Your task: Lines containing the word "true" are to be copied from the data below.
━━━ Supplied records ━━━
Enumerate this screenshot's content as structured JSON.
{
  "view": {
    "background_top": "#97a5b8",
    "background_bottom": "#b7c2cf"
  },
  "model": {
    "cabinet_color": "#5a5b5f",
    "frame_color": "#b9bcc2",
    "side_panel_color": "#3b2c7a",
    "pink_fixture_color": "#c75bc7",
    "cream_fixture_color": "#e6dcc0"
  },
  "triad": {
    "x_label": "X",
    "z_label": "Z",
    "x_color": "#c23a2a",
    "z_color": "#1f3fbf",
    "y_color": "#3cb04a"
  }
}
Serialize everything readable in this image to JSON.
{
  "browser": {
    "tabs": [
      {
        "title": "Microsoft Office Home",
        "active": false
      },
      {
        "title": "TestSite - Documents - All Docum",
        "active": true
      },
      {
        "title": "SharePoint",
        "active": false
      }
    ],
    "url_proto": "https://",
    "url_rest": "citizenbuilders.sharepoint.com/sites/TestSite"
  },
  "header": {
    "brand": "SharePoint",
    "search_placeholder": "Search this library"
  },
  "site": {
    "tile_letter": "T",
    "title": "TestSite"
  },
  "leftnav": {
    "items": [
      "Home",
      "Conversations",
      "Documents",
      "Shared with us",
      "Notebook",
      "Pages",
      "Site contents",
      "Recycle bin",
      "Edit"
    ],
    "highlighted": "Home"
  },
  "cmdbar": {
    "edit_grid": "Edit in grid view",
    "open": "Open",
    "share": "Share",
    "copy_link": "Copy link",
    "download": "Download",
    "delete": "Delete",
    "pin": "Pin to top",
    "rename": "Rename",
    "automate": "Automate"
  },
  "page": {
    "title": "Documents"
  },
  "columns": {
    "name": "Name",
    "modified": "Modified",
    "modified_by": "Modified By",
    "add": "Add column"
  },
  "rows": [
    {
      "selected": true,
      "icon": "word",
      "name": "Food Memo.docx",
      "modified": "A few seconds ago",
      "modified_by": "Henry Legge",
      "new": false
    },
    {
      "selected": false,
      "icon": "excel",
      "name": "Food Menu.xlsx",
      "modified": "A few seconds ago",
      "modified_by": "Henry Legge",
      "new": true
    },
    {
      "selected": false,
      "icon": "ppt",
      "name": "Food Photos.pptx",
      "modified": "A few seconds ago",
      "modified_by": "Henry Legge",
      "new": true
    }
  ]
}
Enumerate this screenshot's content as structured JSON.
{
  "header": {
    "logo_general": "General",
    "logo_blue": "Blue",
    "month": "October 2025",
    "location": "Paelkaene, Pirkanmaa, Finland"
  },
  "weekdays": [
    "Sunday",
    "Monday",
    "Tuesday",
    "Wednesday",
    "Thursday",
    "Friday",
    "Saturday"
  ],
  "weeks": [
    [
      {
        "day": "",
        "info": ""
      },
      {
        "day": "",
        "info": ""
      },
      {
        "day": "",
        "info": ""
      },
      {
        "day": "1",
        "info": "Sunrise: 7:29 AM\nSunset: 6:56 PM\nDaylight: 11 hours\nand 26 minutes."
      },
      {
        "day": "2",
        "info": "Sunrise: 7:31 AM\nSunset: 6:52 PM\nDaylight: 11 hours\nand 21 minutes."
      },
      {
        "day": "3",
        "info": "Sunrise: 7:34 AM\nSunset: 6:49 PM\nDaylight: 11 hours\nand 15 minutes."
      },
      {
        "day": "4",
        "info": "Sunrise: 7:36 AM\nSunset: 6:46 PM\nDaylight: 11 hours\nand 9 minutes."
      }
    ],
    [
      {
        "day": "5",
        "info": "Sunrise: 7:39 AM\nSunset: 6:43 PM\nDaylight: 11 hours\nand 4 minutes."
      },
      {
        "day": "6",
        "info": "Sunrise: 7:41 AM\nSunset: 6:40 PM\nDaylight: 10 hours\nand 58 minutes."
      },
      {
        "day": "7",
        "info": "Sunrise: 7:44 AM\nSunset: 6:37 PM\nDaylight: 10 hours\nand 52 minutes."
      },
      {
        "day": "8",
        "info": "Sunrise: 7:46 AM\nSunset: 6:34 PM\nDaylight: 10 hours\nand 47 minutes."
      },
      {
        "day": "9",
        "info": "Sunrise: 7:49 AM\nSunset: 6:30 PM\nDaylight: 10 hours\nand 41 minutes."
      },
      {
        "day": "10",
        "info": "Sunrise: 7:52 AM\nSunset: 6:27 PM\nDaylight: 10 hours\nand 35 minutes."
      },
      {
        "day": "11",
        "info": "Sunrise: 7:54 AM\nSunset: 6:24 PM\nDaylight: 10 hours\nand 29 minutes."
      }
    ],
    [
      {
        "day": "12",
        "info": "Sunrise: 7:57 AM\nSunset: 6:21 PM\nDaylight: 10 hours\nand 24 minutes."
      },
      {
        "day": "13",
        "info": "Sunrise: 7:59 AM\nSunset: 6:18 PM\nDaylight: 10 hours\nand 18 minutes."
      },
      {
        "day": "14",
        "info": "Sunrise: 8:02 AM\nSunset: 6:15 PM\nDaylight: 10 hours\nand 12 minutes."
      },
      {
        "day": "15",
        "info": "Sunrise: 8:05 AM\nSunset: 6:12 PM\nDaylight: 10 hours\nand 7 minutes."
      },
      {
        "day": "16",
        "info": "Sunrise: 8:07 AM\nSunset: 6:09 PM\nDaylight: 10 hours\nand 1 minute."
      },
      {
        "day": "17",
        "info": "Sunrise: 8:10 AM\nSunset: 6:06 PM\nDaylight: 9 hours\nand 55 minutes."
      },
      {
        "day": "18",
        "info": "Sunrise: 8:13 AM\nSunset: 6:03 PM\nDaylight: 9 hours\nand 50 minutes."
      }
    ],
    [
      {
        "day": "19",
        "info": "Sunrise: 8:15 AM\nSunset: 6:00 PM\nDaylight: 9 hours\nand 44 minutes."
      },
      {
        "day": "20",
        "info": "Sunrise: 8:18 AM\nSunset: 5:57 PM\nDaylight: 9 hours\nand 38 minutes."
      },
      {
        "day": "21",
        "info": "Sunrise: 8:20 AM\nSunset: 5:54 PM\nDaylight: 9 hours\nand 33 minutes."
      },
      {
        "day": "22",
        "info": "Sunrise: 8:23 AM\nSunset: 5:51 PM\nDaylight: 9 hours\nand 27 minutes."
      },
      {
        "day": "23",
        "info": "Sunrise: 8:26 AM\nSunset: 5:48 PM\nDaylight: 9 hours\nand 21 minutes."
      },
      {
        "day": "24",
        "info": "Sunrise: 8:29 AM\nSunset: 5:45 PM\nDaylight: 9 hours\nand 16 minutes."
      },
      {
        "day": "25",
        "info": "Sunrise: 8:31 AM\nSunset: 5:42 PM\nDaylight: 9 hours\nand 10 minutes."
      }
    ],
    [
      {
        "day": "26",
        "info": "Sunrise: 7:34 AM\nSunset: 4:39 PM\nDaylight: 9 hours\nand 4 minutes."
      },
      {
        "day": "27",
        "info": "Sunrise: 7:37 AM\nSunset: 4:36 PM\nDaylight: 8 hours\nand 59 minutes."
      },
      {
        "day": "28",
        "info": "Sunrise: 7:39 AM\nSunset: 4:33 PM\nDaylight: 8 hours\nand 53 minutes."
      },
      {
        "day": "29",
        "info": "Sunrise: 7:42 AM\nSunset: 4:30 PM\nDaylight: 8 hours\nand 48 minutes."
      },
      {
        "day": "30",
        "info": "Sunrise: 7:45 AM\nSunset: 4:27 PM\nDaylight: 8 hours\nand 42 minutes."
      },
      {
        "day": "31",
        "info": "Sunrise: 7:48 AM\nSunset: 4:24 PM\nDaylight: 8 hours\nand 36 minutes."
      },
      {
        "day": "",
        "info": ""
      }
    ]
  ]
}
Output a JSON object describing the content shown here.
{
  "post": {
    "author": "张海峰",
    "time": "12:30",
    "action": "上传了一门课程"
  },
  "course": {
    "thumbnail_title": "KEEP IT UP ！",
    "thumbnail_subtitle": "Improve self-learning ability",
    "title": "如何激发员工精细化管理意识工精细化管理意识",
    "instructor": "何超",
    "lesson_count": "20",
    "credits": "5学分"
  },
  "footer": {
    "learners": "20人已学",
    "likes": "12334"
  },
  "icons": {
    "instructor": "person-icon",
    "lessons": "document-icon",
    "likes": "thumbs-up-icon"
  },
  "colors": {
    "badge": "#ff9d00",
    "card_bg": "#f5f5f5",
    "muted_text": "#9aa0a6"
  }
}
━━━
Solution to this task:
        "active": true
      "selected": true,
      "new": true
      "new": true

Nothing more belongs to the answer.